**PROBLEM DETAILS**
How many lines below include the string "Vella"? State the number alone.

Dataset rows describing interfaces
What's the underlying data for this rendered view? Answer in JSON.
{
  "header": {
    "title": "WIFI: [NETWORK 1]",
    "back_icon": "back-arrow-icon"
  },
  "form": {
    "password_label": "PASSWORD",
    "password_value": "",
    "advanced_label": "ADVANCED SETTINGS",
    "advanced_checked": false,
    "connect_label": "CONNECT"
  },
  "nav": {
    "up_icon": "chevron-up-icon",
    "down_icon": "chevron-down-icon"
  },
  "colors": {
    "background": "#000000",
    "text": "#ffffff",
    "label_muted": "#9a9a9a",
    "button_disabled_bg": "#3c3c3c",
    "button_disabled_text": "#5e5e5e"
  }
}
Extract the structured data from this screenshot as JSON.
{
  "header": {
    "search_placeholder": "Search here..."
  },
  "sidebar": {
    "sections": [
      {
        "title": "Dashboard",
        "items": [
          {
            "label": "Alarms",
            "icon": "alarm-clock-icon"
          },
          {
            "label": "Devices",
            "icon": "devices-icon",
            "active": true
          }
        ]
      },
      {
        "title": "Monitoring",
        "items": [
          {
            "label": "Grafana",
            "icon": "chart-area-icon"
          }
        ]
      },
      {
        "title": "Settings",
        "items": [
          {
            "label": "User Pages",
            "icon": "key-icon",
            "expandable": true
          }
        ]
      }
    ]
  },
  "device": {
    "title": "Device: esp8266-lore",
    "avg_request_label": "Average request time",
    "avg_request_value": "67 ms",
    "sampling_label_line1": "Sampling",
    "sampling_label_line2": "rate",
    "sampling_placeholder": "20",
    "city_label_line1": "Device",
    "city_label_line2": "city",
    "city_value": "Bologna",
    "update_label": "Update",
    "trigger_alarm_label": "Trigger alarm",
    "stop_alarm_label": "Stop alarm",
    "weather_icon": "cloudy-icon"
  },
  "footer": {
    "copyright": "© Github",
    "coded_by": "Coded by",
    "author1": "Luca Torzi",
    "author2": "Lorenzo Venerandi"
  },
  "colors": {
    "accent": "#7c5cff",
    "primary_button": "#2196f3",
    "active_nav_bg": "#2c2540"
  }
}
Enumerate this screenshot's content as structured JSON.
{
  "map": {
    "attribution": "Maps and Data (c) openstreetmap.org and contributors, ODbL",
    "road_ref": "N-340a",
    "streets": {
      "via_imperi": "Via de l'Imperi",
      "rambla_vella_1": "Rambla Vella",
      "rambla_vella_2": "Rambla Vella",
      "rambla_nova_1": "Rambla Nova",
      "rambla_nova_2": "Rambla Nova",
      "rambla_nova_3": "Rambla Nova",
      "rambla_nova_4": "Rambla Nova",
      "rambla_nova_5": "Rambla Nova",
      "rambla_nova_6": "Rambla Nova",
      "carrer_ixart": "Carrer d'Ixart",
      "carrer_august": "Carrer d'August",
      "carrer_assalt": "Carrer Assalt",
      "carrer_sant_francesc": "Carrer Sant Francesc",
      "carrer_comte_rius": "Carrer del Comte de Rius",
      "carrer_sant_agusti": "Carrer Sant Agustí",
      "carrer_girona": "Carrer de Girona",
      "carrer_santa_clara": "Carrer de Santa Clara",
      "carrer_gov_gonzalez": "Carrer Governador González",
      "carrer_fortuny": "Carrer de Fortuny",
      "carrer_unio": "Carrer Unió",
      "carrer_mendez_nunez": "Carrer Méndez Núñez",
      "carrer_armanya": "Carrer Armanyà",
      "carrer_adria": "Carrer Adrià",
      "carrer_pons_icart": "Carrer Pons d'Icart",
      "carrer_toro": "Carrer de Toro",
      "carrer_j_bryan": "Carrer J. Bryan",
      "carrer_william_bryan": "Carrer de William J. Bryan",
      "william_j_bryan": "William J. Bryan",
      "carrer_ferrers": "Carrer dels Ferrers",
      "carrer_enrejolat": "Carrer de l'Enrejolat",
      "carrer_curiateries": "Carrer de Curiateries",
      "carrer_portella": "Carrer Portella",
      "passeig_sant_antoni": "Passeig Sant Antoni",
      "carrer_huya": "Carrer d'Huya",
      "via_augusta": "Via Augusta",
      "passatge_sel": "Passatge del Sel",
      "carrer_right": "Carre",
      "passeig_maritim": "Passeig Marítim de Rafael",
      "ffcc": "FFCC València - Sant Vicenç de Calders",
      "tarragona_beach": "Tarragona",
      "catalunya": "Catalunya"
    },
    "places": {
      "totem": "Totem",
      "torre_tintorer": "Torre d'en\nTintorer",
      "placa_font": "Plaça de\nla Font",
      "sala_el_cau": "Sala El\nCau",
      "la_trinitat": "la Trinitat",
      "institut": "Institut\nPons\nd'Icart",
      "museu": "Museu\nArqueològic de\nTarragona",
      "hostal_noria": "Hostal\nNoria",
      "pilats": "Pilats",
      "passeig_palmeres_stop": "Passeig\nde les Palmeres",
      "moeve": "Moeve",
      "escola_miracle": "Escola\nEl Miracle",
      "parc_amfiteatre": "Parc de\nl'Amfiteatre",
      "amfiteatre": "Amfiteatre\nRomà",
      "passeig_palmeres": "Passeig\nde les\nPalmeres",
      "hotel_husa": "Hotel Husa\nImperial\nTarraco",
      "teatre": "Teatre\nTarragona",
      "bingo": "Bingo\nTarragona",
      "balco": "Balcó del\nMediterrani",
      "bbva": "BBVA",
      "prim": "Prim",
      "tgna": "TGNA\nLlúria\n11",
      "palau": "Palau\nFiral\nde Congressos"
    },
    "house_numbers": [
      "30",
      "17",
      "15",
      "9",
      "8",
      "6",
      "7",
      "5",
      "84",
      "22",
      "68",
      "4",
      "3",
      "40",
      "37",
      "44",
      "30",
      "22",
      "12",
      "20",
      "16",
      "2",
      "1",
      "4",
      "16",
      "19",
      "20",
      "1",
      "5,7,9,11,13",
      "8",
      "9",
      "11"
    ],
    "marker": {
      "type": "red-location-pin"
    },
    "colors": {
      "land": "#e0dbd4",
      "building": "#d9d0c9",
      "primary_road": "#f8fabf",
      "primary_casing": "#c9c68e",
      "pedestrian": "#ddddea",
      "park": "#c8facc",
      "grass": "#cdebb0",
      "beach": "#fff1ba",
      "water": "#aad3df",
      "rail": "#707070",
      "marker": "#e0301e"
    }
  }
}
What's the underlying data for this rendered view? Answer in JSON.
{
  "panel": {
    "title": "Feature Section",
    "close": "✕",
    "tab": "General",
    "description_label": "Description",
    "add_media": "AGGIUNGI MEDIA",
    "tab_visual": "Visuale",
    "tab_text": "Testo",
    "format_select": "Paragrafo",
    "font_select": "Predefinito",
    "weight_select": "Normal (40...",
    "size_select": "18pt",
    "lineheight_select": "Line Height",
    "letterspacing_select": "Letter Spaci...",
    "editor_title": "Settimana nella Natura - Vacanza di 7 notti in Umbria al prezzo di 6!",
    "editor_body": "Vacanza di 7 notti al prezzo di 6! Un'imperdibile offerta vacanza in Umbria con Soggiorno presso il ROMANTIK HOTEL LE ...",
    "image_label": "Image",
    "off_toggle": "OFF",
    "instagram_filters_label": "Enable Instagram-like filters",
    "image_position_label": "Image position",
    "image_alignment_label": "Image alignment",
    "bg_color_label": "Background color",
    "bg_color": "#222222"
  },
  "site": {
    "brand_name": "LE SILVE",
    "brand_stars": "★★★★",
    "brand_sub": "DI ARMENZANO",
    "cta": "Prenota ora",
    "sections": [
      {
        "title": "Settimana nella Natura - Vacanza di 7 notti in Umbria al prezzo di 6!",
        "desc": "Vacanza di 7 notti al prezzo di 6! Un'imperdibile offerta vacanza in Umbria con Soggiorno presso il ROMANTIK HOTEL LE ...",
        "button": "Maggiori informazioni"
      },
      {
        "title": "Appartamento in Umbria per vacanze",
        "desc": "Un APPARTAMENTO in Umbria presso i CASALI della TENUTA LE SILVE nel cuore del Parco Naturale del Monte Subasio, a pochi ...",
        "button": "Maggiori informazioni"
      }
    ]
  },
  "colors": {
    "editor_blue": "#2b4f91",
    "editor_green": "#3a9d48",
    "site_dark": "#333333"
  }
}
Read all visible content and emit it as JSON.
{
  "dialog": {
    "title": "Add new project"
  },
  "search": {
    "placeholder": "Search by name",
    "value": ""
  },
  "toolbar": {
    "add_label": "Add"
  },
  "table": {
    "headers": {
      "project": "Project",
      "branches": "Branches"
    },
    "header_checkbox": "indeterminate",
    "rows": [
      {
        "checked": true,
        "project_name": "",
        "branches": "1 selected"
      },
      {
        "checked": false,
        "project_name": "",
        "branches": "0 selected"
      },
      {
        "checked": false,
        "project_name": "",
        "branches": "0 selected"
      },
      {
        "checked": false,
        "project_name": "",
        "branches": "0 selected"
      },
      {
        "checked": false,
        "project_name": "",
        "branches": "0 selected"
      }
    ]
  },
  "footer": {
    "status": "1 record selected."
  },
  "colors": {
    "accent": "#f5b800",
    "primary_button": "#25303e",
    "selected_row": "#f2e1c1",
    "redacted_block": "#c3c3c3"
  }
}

**FINISHED TASK**
2